Although the ICTS has government support for building its infrastructure and facilities, like the TTK centre, it supplements this with grants from outside. For example, the French aircraft manufacturer, Airbus, funded a chair in the mathematics of complex systems (shared with the TIFR Centre for Applicable Mathematics). “These grants — over and above government grants — are absolutely critical to fulfilling the mission of ICTS,” says Wadia. “They also give you flexibility in what you do.”
Making science social
“It's a challenge to deliver the advantage of development to the population”
Beyond just moving ahead in the lab, India needs to get results to the people. As Chaurasia says, “It is a challenge to deliver the advantages of scientific and technological development to the majority of the population, which is living below the poverty line.” In particular, Chaurasia points out challenges in feeding India, which ranks 55th out of 76 countries on the United Nation's Global Hunger Index. The primary agricultural challenge facing India, Chaurasia says is “to develop climate-resilient, green, high-yielding, sustainable agricultural technologies that are affordable for rural areas.” This is not one of India's strengths, because only 8.4% of its publications in the 2014 Nature Index address any kind of life science.
To achieve that, however, Chaurasia believes that the country must explore more of today's advanced options for farming, though past attempts have not been successful. In the early 2000s, for example, a pilot project of planting Bt cotton, which includes a gene for an insect toxin that comes from the bacterium Bacillus thuringiensis (Bt), was ineffective in resisting bollworms because the cotton was a hybrid from Western countries in which the toxin was not concentrated highly enough. The lesson learned, says Chaurasia, is that India must “develop indigenous transgenic crops — genetically modified organisms — especially after the failure of the Indian government-led Bt-transgenic programmes.” Developing transgenic hybrids optimized for India, though, will probably require the nation's industry taking up the challenge.
Chaurasia believes that the government must take a bigger part and “enhance all-round investment in agriculture without surrendering to private interests.” In particular, private interests from outside India, such as US-based Monsanto, received some of the blame for past failures with transgenic crops. Chaurasia also calls for other changes, including “attracting the best talents for agricultural research by reinventing the education system.”
The progression of India's science and technology depends on finding routes for scientists to do world-class research. In virtually all cases, that requires funding from research institutes. Optical physicist, Pavan Kumar, at the Indian Institutes of Science and Research in Pune, says that the institute provides reasonable funding to researchers. For instance, a start-up grant can be in the order of US$200,000. Consequently, says Kumar, “You can think about ambitious problems that a starting principal investigator might be hesitant to think about.” Even with existing funding issues, India placed 13th for global publishing output in the 2014 Nature Index.

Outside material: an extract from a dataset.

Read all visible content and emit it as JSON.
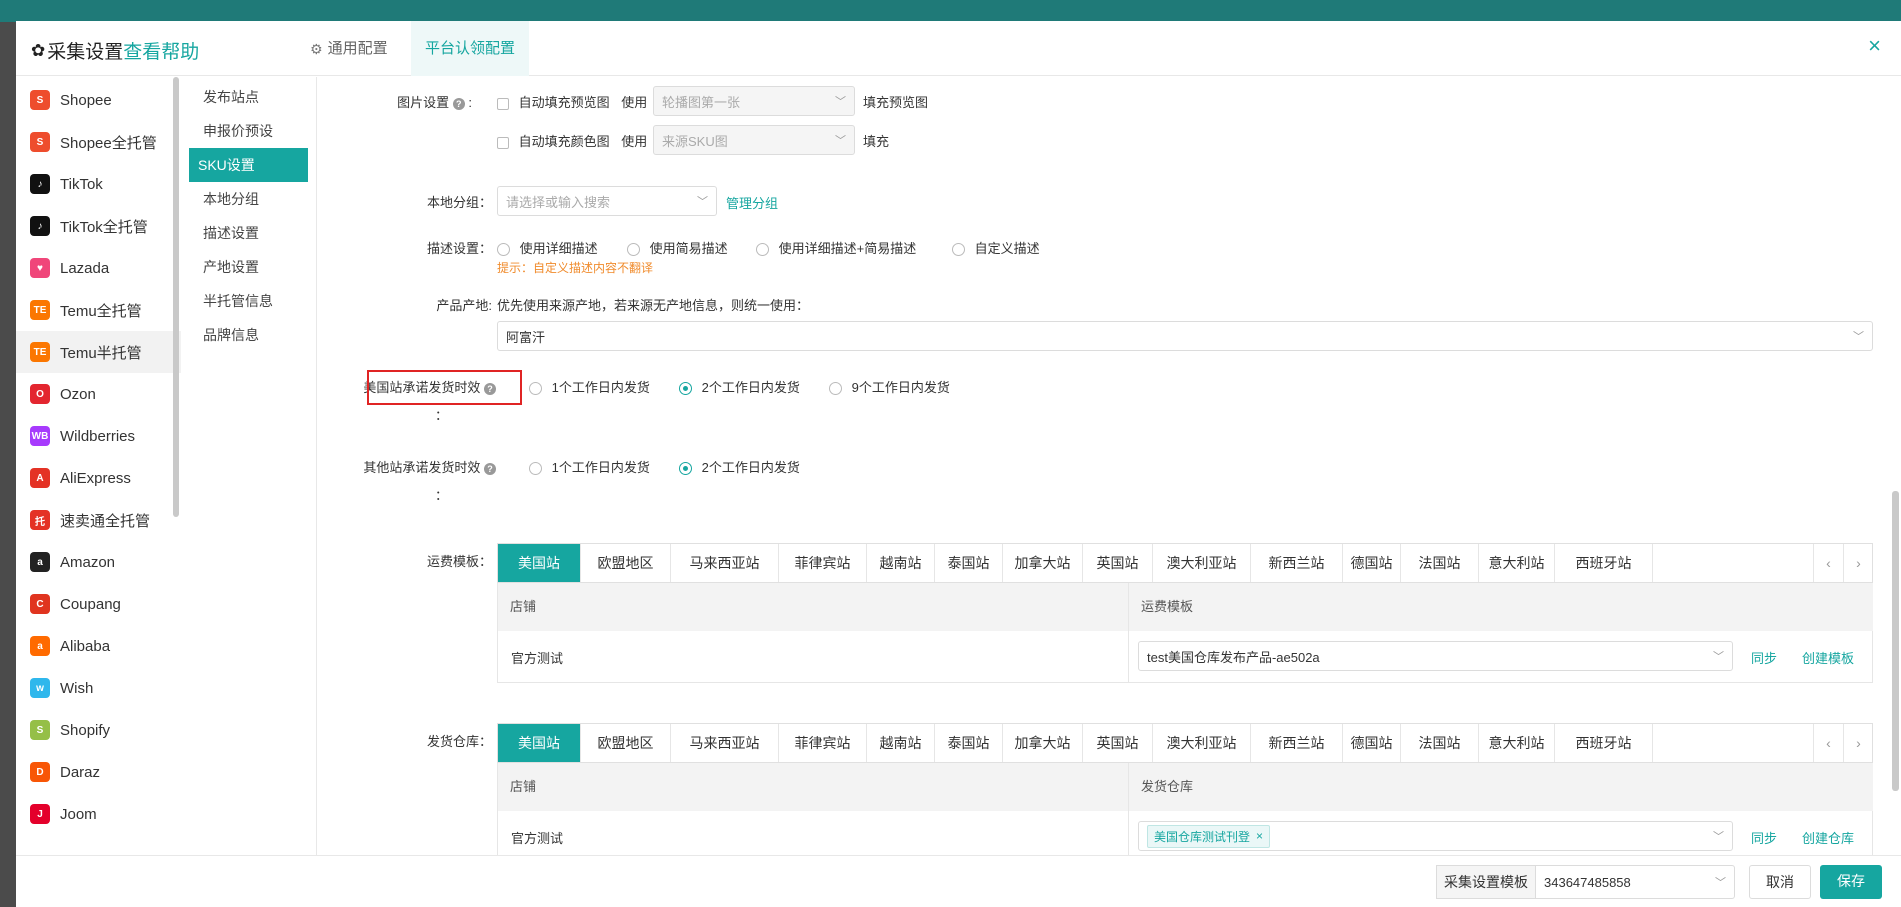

Research like Kumar's easily branches between basic and applied. Such connections could be the key to better funding. At IIT, for example, Srinivasan is carving a niche between basic and industrial research, but she points out that her work may not lend itself to publication. Still, she says, “Everybody need not do the same thing. I have enough academic freedom to contribute in my own way.”